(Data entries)
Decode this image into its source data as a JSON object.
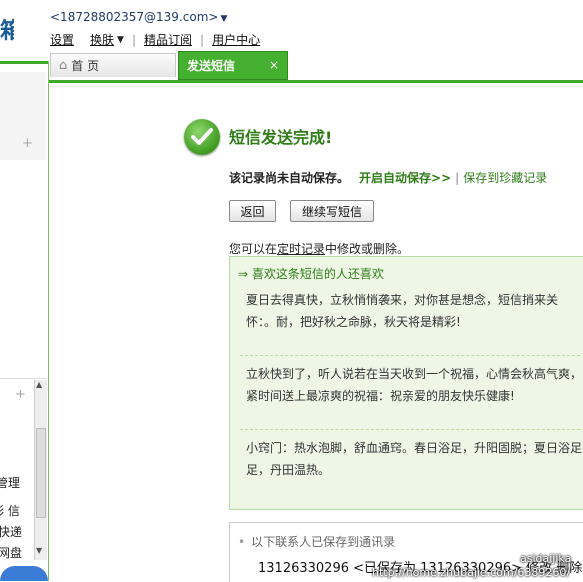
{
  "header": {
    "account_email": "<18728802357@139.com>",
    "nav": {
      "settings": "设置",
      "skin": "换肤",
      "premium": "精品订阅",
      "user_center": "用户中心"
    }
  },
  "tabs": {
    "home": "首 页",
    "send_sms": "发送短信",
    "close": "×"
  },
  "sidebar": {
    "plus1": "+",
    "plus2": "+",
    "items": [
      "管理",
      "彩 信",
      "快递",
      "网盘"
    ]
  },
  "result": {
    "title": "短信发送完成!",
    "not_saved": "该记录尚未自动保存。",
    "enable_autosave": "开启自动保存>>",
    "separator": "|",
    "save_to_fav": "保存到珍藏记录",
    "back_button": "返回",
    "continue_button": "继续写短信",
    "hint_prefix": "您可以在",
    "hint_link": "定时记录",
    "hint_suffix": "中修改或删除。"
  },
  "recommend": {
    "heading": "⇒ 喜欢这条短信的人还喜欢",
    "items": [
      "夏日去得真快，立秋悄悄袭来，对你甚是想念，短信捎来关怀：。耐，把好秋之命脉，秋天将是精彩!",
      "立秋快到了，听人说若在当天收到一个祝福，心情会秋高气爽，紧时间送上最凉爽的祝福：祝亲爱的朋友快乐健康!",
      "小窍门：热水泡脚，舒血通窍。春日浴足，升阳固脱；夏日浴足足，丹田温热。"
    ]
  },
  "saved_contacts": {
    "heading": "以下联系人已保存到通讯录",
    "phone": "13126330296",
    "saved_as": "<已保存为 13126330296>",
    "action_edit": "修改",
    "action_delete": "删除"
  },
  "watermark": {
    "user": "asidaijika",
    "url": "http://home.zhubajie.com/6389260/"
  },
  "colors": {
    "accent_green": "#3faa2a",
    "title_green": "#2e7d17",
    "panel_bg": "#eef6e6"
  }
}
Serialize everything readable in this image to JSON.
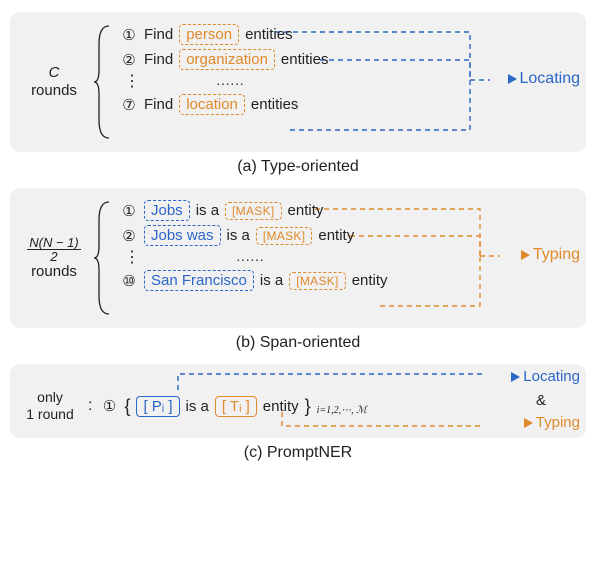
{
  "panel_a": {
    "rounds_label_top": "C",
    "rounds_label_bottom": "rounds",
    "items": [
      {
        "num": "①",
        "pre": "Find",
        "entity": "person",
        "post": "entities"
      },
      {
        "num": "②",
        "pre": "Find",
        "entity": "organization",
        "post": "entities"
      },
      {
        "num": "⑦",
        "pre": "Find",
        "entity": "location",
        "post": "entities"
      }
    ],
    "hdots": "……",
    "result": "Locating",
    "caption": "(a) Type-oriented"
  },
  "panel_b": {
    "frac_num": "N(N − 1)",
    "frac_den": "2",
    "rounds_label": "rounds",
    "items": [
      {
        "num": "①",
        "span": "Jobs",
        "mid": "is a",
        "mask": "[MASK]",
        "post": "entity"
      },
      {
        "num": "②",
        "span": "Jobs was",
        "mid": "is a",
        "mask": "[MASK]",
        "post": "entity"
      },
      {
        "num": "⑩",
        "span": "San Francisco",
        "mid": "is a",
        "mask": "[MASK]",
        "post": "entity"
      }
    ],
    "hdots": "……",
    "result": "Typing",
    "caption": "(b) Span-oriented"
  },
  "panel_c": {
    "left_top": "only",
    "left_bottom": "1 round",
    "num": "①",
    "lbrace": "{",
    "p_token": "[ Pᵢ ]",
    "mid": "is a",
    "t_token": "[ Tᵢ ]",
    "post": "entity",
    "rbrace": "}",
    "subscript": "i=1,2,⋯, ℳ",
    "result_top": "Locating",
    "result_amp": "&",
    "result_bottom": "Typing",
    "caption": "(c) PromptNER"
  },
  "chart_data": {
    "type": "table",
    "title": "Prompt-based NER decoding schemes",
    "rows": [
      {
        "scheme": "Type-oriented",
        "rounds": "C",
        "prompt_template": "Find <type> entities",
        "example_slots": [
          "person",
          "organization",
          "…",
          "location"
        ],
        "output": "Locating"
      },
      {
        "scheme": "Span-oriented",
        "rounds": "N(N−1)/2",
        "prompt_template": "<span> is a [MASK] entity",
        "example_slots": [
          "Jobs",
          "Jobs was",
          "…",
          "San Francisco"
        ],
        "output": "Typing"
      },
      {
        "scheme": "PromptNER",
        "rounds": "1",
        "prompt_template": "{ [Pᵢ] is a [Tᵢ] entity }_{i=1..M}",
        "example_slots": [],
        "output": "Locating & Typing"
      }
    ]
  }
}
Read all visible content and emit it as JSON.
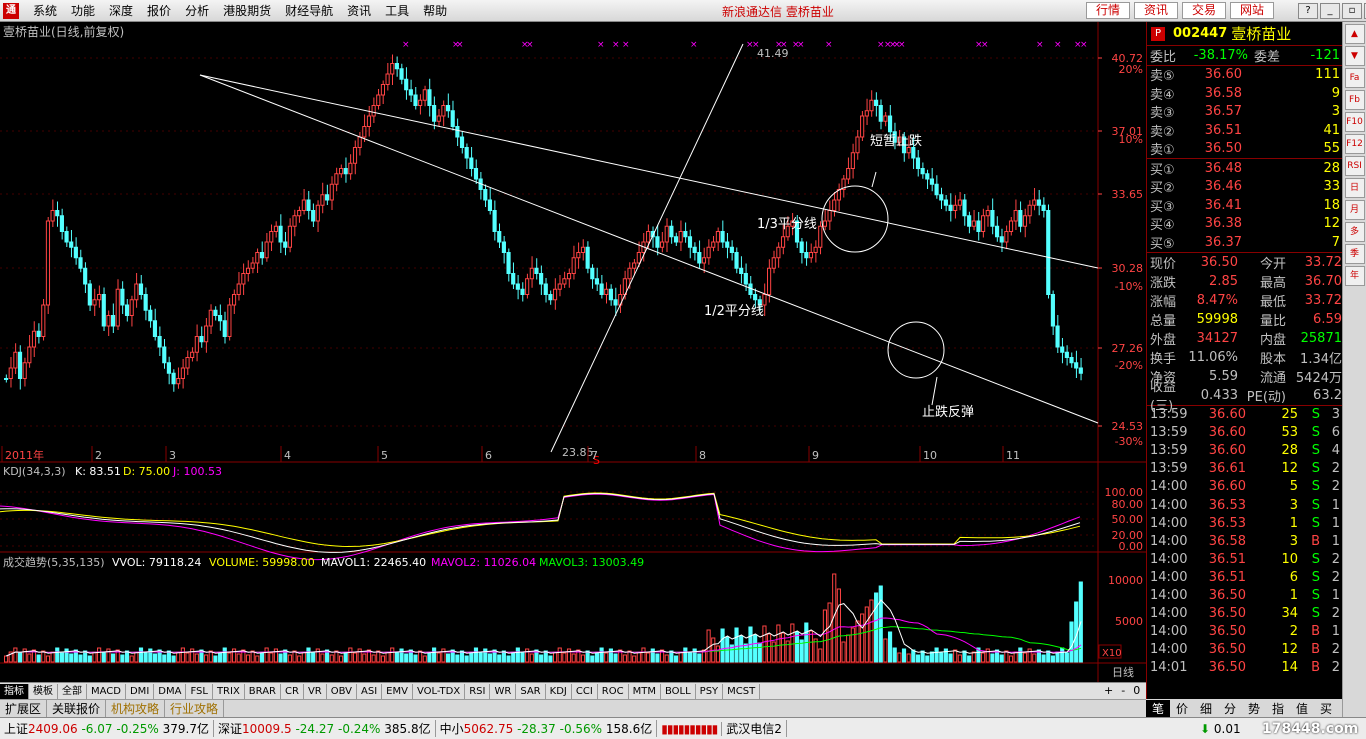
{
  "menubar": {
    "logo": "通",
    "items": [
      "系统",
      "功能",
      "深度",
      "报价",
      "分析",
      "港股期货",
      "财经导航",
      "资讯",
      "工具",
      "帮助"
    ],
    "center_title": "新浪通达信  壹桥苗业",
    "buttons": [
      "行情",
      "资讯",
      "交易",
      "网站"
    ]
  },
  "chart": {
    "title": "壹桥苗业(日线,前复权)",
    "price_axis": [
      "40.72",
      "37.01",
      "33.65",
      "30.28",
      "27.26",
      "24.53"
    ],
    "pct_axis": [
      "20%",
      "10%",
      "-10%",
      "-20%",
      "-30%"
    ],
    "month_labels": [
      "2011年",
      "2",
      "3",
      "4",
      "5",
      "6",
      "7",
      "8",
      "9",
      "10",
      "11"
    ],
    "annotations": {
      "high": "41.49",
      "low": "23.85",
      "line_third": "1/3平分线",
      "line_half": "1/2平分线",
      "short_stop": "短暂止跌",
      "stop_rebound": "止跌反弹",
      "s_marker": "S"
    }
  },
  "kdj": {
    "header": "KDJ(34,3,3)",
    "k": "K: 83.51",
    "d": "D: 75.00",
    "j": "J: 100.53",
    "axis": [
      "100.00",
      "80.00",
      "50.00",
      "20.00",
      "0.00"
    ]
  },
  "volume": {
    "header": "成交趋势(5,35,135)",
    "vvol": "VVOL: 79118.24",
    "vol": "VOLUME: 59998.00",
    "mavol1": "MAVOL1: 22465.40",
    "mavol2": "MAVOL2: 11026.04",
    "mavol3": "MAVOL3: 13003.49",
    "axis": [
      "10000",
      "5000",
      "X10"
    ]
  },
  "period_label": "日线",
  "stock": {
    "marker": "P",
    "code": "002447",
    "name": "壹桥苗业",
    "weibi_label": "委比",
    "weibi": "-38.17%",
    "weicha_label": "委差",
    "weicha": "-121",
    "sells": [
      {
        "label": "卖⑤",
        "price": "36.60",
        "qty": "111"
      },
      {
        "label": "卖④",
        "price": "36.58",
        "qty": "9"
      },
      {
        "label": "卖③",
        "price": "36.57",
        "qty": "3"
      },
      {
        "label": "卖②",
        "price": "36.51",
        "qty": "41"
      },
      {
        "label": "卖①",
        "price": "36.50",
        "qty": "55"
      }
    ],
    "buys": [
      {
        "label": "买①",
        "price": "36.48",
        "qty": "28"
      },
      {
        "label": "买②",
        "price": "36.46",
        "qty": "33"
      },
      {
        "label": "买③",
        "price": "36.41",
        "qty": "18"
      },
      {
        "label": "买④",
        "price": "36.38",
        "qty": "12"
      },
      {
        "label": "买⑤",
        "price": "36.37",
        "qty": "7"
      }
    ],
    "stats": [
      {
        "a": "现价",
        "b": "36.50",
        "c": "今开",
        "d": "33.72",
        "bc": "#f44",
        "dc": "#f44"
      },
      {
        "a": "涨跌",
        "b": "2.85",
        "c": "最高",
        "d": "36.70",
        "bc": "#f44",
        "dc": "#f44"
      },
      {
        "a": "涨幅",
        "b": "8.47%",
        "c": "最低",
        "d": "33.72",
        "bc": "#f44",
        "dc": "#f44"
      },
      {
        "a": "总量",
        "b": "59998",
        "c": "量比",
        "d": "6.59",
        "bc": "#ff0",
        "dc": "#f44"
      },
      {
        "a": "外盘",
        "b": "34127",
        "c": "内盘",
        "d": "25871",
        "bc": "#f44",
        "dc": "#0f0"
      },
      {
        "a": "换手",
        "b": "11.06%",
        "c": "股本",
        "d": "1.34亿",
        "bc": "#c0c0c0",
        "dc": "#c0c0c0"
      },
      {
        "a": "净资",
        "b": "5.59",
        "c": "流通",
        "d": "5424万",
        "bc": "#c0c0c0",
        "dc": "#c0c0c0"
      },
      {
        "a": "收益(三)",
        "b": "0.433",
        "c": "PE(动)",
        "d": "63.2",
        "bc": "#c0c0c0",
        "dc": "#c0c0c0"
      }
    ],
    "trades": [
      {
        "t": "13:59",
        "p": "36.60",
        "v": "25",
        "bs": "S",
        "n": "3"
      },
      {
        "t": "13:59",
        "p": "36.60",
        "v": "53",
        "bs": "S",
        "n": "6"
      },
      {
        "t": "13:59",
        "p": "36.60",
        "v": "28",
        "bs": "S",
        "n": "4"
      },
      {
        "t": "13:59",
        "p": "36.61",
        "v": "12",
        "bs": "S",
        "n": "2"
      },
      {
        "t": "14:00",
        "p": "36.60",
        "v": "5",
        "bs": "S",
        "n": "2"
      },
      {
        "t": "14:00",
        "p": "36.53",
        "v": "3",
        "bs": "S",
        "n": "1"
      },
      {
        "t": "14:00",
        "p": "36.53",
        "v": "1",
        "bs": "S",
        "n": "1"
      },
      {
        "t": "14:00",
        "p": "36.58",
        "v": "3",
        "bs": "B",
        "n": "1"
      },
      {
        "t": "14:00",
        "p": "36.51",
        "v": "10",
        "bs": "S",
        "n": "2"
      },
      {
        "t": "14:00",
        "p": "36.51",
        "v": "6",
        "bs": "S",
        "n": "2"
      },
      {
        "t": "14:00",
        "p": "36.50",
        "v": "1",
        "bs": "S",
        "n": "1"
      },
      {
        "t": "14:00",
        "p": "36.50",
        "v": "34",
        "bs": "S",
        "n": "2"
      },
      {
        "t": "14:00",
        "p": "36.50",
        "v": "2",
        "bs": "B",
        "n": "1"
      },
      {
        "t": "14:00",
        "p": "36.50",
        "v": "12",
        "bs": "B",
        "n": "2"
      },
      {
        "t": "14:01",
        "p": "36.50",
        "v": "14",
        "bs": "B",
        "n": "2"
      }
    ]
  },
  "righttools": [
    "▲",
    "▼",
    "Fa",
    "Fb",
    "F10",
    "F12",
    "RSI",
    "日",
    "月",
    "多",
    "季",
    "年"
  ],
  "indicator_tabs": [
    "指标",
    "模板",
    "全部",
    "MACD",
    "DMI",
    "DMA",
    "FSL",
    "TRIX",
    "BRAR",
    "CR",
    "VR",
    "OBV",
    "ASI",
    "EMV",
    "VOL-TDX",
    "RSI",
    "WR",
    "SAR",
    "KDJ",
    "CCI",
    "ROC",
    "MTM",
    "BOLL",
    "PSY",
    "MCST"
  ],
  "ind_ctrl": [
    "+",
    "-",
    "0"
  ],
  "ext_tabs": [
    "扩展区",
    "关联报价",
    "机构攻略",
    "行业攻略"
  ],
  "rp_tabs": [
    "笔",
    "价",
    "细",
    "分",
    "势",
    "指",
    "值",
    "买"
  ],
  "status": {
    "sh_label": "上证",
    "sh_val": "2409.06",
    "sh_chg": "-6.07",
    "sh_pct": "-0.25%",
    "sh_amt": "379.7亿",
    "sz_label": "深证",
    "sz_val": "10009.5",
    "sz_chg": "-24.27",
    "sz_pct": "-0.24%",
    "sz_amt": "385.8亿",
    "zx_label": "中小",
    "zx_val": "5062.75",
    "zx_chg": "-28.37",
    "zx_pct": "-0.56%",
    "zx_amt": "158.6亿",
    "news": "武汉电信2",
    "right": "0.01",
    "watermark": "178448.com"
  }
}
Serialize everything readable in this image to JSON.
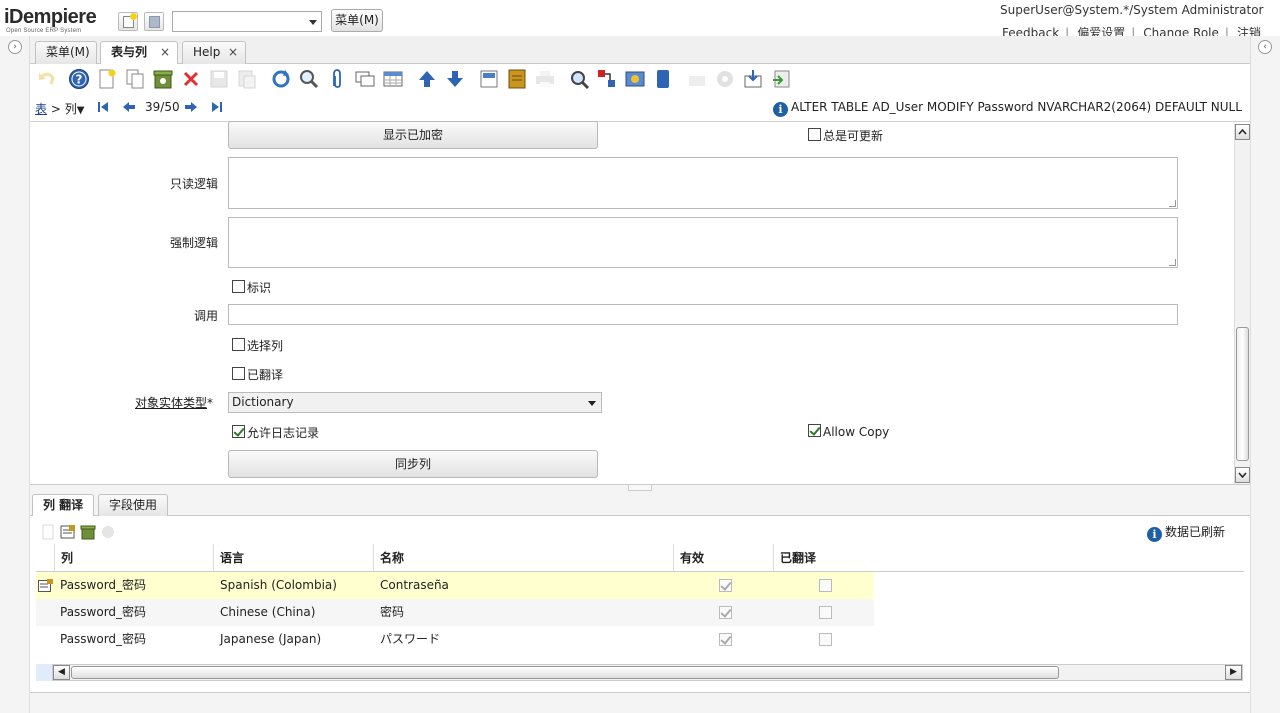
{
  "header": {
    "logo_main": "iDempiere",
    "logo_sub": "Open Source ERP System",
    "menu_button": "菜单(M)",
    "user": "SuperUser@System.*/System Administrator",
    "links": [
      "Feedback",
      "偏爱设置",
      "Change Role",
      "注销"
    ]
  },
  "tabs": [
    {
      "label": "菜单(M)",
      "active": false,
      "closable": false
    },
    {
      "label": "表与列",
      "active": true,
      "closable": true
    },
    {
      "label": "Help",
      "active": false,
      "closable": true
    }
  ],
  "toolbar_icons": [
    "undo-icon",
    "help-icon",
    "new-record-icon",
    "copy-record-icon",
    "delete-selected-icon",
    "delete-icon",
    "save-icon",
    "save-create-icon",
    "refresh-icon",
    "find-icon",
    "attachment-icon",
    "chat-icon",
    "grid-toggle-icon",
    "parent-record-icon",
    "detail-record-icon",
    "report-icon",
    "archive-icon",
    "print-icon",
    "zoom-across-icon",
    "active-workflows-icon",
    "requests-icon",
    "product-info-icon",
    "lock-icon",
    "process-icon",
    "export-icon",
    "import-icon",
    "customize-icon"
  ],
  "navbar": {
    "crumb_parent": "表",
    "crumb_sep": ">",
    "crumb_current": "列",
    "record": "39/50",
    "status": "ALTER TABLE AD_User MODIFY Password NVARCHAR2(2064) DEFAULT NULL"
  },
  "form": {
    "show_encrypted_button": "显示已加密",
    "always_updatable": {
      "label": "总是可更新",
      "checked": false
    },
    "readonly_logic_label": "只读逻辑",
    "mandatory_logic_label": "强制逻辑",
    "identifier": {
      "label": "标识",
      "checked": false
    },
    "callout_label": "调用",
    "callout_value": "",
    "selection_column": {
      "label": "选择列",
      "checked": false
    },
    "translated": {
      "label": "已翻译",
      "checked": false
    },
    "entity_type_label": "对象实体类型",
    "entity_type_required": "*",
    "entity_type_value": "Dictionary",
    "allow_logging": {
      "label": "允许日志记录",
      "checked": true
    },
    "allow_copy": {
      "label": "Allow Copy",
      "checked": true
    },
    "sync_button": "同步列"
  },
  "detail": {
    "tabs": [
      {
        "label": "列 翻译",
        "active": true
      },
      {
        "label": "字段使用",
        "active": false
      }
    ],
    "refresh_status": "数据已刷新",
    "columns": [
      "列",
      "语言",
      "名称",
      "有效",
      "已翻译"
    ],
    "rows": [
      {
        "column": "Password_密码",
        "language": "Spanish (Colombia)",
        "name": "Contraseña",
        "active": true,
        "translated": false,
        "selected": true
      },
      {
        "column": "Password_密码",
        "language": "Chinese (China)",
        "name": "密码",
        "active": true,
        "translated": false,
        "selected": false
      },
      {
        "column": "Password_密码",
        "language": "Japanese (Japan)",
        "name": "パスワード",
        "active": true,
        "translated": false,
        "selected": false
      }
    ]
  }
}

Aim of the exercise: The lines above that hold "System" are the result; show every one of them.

Output for this exercise:
    "logo_sub": "Open Source ERP System",
    "user": "SuperUser@System.*/System Administrator",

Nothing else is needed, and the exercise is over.